▶ Data excerpts:
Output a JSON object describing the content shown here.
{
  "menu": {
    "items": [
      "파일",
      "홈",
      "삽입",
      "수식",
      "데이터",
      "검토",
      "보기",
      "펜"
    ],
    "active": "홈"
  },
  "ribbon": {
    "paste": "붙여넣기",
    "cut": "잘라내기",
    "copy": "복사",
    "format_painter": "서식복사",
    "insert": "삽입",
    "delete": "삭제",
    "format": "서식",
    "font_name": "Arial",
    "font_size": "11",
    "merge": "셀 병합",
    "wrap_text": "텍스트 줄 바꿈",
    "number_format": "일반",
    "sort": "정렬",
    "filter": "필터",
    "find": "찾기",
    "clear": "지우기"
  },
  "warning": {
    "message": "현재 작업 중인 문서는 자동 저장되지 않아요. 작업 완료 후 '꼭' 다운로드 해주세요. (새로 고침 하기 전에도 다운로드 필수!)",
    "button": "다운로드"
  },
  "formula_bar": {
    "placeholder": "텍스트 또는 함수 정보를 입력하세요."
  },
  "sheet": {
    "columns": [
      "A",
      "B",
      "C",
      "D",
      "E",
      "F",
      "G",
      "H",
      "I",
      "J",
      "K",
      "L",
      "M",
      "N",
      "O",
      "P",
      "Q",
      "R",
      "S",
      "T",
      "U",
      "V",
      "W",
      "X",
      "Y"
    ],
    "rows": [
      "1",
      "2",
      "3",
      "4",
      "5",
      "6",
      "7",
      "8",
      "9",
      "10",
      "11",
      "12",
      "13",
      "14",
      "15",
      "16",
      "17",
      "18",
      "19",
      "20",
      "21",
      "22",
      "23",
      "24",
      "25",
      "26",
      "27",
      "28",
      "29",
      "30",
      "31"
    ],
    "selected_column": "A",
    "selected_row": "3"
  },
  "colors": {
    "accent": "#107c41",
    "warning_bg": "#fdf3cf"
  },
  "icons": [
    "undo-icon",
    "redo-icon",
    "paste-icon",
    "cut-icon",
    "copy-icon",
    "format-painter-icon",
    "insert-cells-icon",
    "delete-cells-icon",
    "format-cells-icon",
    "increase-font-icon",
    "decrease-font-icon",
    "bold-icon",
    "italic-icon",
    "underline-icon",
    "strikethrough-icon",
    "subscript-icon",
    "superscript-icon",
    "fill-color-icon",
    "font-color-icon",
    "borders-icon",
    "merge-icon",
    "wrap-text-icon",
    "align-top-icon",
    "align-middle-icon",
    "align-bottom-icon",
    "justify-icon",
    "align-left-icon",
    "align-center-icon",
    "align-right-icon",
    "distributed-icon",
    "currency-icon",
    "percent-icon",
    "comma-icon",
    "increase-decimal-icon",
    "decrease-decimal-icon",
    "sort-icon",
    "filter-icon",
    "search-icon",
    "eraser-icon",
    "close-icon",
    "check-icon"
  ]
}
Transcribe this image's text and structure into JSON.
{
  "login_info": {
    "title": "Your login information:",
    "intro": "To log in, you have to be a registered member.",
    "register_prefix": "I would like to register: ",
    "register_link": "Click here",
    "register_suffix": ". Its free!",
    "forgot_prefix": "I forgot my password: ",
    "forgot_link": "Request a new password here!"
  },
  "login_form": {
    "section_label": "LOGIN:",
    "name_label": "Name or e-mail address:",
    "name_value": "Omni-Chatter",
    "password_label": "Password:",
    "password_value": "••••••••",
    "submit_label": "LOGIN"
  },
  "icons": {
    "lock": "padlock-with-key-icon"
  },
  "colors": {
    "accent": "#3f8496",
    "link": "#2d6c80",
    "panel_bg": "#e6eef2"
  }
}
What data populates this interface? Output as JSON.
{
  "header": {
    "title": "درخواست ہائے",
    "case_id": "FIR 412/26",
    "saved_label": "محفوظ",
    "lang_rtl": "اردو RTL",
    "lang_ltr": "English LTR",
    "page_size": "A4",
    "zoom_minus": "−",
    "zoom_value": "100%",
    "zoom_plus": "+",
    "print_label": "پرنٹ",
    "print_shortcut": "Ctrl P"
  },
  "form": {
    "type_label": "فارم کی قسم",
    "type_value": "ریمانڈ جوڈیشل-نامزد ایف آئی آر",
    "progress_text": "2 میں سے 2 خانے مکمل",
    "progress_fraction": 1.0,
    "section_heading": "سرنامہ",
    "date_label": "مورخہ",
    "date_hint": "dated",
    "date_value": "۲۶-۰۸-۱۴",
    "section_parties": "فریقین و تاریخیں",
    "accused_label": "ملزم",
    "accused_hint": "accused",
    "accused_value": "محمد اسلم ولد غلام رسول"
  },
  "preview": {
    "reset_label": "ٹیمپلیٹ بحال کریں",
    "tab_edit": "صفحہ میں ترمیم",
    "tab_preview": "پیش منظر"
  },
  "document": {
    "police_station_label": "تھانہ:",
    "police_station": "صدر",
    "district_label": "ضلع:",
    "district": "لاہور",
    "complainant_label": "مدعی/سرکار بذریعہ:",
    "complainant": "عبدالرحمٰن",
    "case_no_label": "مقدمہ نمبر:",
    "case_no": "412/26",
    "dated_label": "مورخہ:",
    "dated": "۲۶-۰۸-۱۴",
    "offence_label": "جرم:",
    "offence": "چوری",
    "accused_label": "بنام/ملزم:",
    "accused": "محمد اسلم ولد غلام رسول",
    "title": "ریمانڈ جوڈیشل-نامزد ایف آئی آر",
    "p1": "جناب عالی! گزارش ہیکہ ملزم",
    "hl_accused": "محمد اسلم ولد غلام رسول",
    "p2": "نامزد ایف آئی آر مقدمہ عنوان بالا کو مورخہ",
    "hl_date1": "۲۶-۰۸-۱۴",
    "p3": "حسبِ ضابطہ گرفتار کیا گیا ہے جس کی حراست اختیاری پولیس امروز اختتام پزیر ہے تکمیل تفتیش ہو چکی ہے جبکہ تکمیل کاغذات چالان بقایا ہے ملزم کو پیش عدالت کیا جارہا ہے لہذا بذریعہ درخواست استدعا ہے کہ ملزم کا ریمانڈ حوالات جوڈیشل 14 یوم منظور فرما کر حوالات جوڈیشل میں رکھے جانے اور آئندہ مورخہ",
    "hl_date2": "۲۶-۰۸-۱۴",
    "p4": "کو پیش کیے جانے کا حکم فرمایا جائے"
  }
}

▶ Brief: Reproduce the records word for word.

▶ Expected output:
Output a JSON object describing the content shown here.
{
  "menu": {
    "items": [
      "파일",
      "홈",
      "삽입",
      "수식",
      "데이터",
      "검토",
      "보기",
      "펜"
    ],
    "active": "홈"
  },
  "ribbon": {
    "paste": "붙여넣기",
    "cut": "잘라내기",
    "copy": "복사",
    "format_painter": "서식복사",
    "insert": "삽입",
    "delete": "삭제",
    "format": "서식",
    "font_name": "Arial",
    "font_size": "11",
    "merge": "셀 병합",
    "wrap_text": "텍스트 줄 바꿈",
    "number_format": "일반",
    "sort": "정렬",
    "filter": "필터",
    "find": "찾기",
    "clear": "지우기"
  },
  "warning": {
    "message": "현재 작업 중인 문서는 자동 저장되지 않아요. 작업 완료 후 '꼭' 다운로드 해주세요. (새로 고침 하기 전에도 다운로드 필수!)",
    "button": "다운로드"
  },
  "formula_bar": {
    "placeholder": "텍스트 또는 함수 정보를 입력하세요."
  },
  "sheet": {
    "columns": [
      "A",
      "B",
      "C",
      "D",
      "E",
      "F",
      "G",
      "H",
      "I",
      "J",
      "K",
      "L",
      "M",
      "N",
      "O",
      "P",
      "Q",
      "R",
      "S",
      "T",
      "U",
      "V",
      "W",
      "X",
      "Y"
    ],
    "rows": [
      "1",
      "2",
      "3",
      "4",
      "5",
      "6",
      "7",
      "8",
      "9",
      "10",
      "11",
      "12",
      "13",
      "14",
      "15",
      "16",
      "17",
      "18",
      "19",
      "20",
      "21",
      "22",
      "23",
      "24",
      "25",
      "26",
      "27",
      "28",
      "29",
      "30",
      "31"
    ],
    "selected_column": "A",
    "selected_row": "3"
  },
  "colors": {
    "accent": "#107c41",
    "warning_bg": "#fdf3cf"
  },
  "icons": [
    "undo-icon",
    "redo-icon",
    "paste-icon",
    "cut-icon",
    "copy-icon",
    "format-painter-icon",
    "insert-cells-icon",
    "delete-cells-icon",
    "format-cells-icon",
    "increase-font-icon",
    "decrease-font-icon",
    "bold-icon",
    "italic-icon",
    "underline-icon",
    "strikethrough-icon",
    "subscript-icon",
    "superscript-icon",
    "fill-color-icon",
    "font-color-icon",
    "borders-icon",
    "merge-icon",
    "wrap-text-icon",
    "align-top-icon",
    "align-middle-icon",
    "align-bottom-icon",
    "justify-icon",
    "align-left-icon",
    "align-center-icon",
    "align-right-icon",
    "distributed-icon",
    "currency-icon",
    "percent-icon",
    "comma-icon",
    "increase-decimal-icon",
    "decrease-decimal-icon",
    "sort-icon",
    "filter-icon",
    "search-icon",
    "eraser-icon",
    "close-icon",
    "check-icon"
  ]
}
Transcribe this image's text and structure into JSON.
{
  "login_info": {
    "title": "Your login information:",
    "intro": "To log in, you have to be a registered member.",
    "register_prefix": "I would like to register: ",
    "register_link": "Click here",
    "register_suffix": ". Its free!",
    "forgot_prefix": "I forgot my password: ",
    "forgot_link": "Request a new password here!"
  },
  "login_form": {
    "section_label": "LOGIN:",
    "name_label": "Name or e-mail address:",
    "name_value": "Omni-Chatter",
    "password_label": "Password:",
    "password_value": "••••••••",
    "submit_label": "LOGIN"
  },
  "icons": {
    "lock": "padlock-with-key-icon"
  },
  "colors": {
    "accent": "#3f8496",
    "link": "#2d6c80",
    "panel_bg": "#e6eef2"
  }
}
What data populates this interface? Output as JSON.
{
  "header": {
    "title": "درخواست ہائے",
    "case_id": "FIR 412/26",
    "saved_label": "محفوظ",
    "lang_rtl": "اردو RTL",
    "lang_ltr": "English LTR",
    "page_size": "A4",
    "zoom_minus": "−",
    "zoom_value": "100%",
    "zoom_plus": "+",
    "print_label": "پرنٹ",
    "print_shortcut": "Ctrl P"
  },
  "form": {
    "type_label": "فارم کی قسم",
    "type_value": "ریمانڈ جوڈیشل-نامزد ایف آئی آر",
    "progress_text": "2 میں سے 2 خانے مکمل",
    "progress_fraction": 1.0,
    "section_heading": "سرنامہ",
    "date_label": "مورخہ",
    "date_hint": "dated",
    "date_value": "۲۶-۰۸-۱۴",
    "section_parties": "فریقین و تاریخیں",
    "accused_label": "ملزم",
    "accused_hint": "accused",
    "accused_value": "محمد اسلم ولد غلام رسول"
  },
  "preview": {
    "reset_label": "ٹیمپلیٹ بحال کریں",
    "tab_edit": "صفحہ میں ترمیم",
    "tab_preview": "پیش منظر"
  },
  "document": {
    "police_station_label": "تھانہ:",
    "police_station": "صدر",
    "district_label": "ضلع:",
    "district": "لاہور",
    "complainant_label": "مدعی/سرکار بذریعہ:",
    "complainant": "عبدالرحمٰن",
    "case_no_label": "مقدمہ نمبر:",
    "case_no": "412/26",
    "dated_label": "مورخہ:",
    "dated": "۲۶-۰۸-۱۴",
    "offence_label": "جرم:",
    "offence": "چوری",
    "accused_label": "بنام/ملزم:",
    "accused": "محمد اسلم ولد غلام رسول",
    "title": "ریمانڈ جوڈیشل-نامزد ایف آئی آر",
    "p1": "جناب عالی! گزارش ہیکہ ملزم",
    "hl_accused": "محمد اسلم ولد غلام رسول",
    "p2": "نامزد ایف آئی آر مقدمہ عنوان بالا کو مورخہ",
    "hl_date1": "۲۶-۰۸-۱۴",
    "p3": "حسبِ ضابطہ گرفتار کیا گیا ہے جس کی حراست اختیاری پولیس امروز اختتام پزیر ہے تکمیل تفتیش ہو چکی ہے جبکہ تکمیل کاغذات چالان بقایا ہے ملزم کو پیش عدالت کیا جارہا ہے لہذا بذریعہ درخواست استدعا ہے کہ ملزم کا ریمانڈ حوالات جوڈیشل 14 یوم منظور فرما کر حوالات جوڈیشل میں رکھے جانے اور آئندہ مورخہ",
    "hl_date2": "۲۶-۰۸-۱۴",
    "p4": "کو پیش کیے جانے کا حکم فرمایا جائے"
  }
}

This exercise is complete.